Started in a garage in Carlsbad, CA 1992, we have always been proud of our California heritage. This season we celebrate this tradition by profiling some of our ambassadors who share in that “Born In California” heritage. Nole Cossart is a second generation Californian with deep roots on the Central Coast. This is part one of Nole’s story.
My name is Nole Cossart. I’m a 27 year old surfer, father, and entrepreneur and I live in Santa Barbara, California. My Dad was born in Los Angeles, which is probably why I was not. As a surfer and an artist the city was too chaotic and stifling for my dad’s personality, so he went north to find his place. That place is where I was born. I was raised in a little rural pocket of California on the coast. My mom and dad moved to this empty piece of land after college to create their life and home from the ground up. They built their own house while they lived in it, starting with a single room. They planted an orchard. For 2 years their shower was the hose on the lawn until a proper bathroom was built. My parents preferred freedom to comfort, and I inherited that.

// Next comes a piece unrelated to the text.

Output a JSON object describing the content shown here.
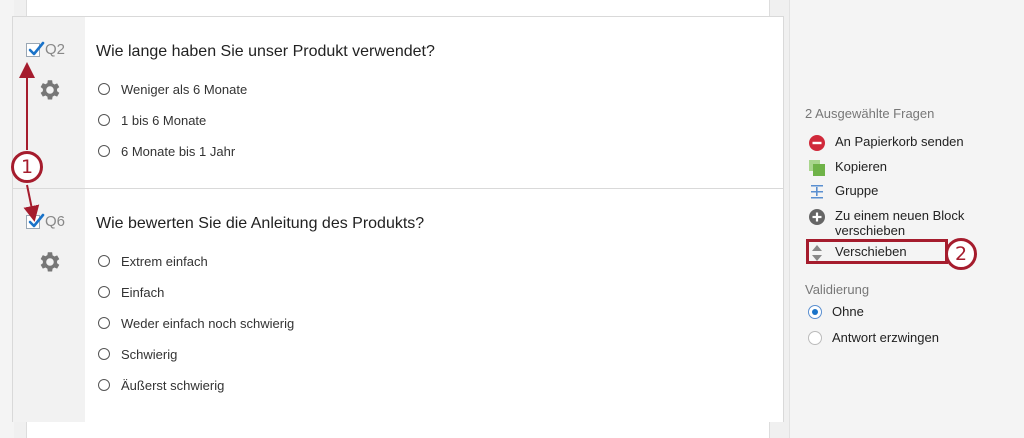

It’s amazing what a willingness to be scrappy will get you. Growing up I enjoyed the luxuries of nature, and the freedom to adventure around our property and beyond without much consequence. We went to the beach religiously, rain or shine. I gradually learned what hard work was (and how to avoid it). There was always a list of things that needed to be done on our property and in the orchard.
As I got older, I found it hard to fit a mold. I had inherited my parents’ values - to live close to the land with the freedom to drop work duties for the day if the surf is pumping. Going to school and working traditional jobs clashed with this paradigm, so there was often a feeling of dissonance in my endeavors.
In recent years my life has caught up with my priorities and wrapped itself around them. I started a small business making wine from apples and honey, working closely with a few friends in Santa Barbara who grow apples and keep bees. My business is not so demanding that I can’t step away from it to go surfing when it’s good.
Looking back at my homeland and upbringing, it feels like I can follow a thread from everything in my current life back to my parents and the property I was raised on. I can see how I’m trying to pass those values of resourcefulness and life balance on to my daughter. I’m certain that with whatever path she finds she will feel close to the land, and make time to enjoy it.